(Beginning of MATERIAL SUPPLIED)
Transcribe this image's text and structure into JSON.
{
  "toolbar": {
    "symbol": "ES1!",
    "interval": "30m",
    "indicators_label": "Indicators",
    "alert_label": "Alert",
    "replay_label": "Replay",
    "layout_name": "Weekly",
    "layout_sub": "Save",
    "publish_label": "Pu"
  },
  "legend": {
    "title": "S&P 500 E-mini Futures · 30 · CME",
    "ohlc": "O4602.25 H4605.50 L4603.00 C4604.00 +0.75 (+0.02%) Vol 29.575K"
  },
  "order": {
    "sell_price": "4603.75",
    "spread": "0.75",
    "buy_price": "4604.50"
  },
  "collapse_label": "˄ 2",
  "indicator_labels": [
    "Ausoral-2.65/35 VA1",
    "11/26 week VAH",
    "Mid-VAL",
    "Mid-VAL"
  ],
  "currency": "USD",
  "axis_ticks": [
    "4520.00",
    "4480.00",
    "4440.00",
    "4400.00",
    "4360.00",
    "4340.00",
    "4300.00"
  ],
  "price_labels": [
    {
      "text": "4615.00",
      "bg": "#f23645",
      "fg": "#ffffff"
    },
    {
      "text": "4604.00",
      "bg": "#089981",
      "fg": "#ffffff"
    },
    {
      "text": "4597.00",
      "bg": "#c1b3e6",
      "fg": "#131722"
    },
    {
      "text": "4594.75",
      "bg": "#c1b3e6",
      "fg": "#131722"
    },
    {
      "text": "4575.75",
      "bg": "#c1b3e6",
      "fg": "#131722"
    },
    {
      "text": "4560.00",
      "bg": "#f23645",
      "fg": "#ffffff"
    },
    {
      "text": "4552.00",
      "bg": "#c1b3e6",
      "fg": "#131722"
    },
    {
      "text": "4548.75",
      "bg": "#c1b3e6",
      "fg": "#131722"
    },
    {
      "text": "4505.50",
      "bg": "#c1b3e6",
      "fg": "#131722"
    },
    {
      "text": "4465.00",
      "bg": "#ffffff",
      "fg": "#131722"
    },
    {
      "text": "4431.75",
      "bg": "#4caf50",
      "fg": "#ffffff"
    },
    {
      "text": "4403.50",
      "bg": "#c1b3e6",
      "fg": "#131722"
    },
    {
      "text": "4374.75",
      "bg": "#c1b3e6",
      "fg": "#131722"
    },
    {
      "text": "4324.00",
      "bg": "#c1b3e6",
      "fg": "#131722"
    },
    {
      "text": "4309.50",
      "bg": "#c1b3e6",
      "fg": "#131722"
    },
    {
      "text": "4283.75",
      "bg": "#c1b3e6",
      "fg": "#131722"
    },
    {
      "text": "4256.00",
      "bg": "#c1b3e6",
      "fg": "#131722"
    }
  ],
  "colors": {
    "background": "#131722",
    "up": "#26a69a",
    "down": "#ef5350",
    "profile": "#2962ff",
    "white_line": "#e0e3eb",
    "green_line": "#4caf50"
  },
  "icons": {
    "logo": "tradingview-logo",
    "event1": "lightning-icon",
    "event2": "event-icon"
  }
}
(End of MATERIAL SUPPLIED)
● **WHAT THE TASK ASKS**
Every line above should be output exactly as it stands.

● **TASK SOLUTION**
Transcribe this image's text and structure into JSON.
{
  "toolbar": {
    "symbol": "ES1!",
    "interval": "30m",
    "indicators_label": "Indicators",
    "alert_label": "Alert",
    "replay_label": "Replay",
    "layout_name": "Weekly",
    "layout_sub": "Save",
    "publish_label": "Pu"
  },
  "legend": {
    "title": "S&P 500 E-mini Futures · 30 · CME",
    "ohlc": "O4602.25 H4605.50 L4603.00 C4604.00 +0.75 (+0.02%) Vol 29.575K"
  },
  "order": {
    "sell_price": "4603.75",
    "spread": "0.75",
    "buy_price": "4604.50"
  },
  "collapse_label": "˄ 2",
  "indicator_labels": [
    "Ausoral-2.65/35 VA1",
    "11/26 week VAH",
    "Mid-VAL",
    "Mid-VAL"
  ],
  "currency": "USD",
  "axis_ticks": [
    "4520.00",
    "4480.00",
    "4440.00",
    "4400.00",
    "4360.00",
    "4340.00",
    "4300.00"
  ],
  "price_labels": [
    {
      "text": "4615.00",
      "bg": "#f23645",
      "fg": "#ffffff"
    },
    {
      "text": "4604.00",
      "bg": "#089981",
      "fg": "#ffffff"
    },
    {
      "text": "4597.00",
      "bg": "#c1b3e6",
      "fg": "#131722"
    },
    {
      "text": "4594.75",
      "bg": "#c1b3e6",
      "fg": "#131722"
    },
    {
      "text": "4575.75",
      "bg": "#c1b3e6",
      "fg": "#131722"
    },
    {
      "text": "4560.00",
      "bg": "#f23645",
      "fg": "#ffffff"
    },
    {
      "text": "4552.00",
      "bg": "#c1b3e6",
      "fg": "#131722"
    },
    {
      "text": "4548.75",
      "bg": "#c1b3e6",
      "fg": "#131722"
    },
    {
      "text": "4505.50",
      "bg": "#c1b3e6",
      "fg": "#131722"
    },
    {
      "text": "4465.00",
      "bg": "#ffffff",
      "fg": "#131722"
    },
    {
      "text": "4431.75",
      "bg": "#4caf50",
      "fg": "#ffffff"
    },
    {
      "text": "4403.50",
      "bg": "#c1b3e6",
      "fg": "#131722"
    },
    {
      "text": "4374.75",
      "bg": "#c1b3e6",
      "fg": "#131722"
    },
    {
      "text": "4324.00",
      "bg": "#c1b3e6",
      "fg": "#131722"
    },
    {
      "text": "4309.50",
      "bg": "#c1b3e6",
      "fg": "#131722"
    },
    {
      "text": "4283.75",
      "bg": "#c1b3e6",
      "fg": "#131722"
    },
    {
      "text": "4256.00",
      "bg": "#c1b3e6",
      "fg": "#131722"
    }
  ],
  "colors": {
    "background": "#131722",
    "up": "#26a69a",
    "down": "#ef5350",
    "profile": "#2962ff",
    "white_line": "#e0e3eb",
    "green_line": "#4caf50"
  },
  "icons": {
    "logo": "tradingview-logo",
    "event1": "lightning-icon",
    "event2": "event-icon"
  }
}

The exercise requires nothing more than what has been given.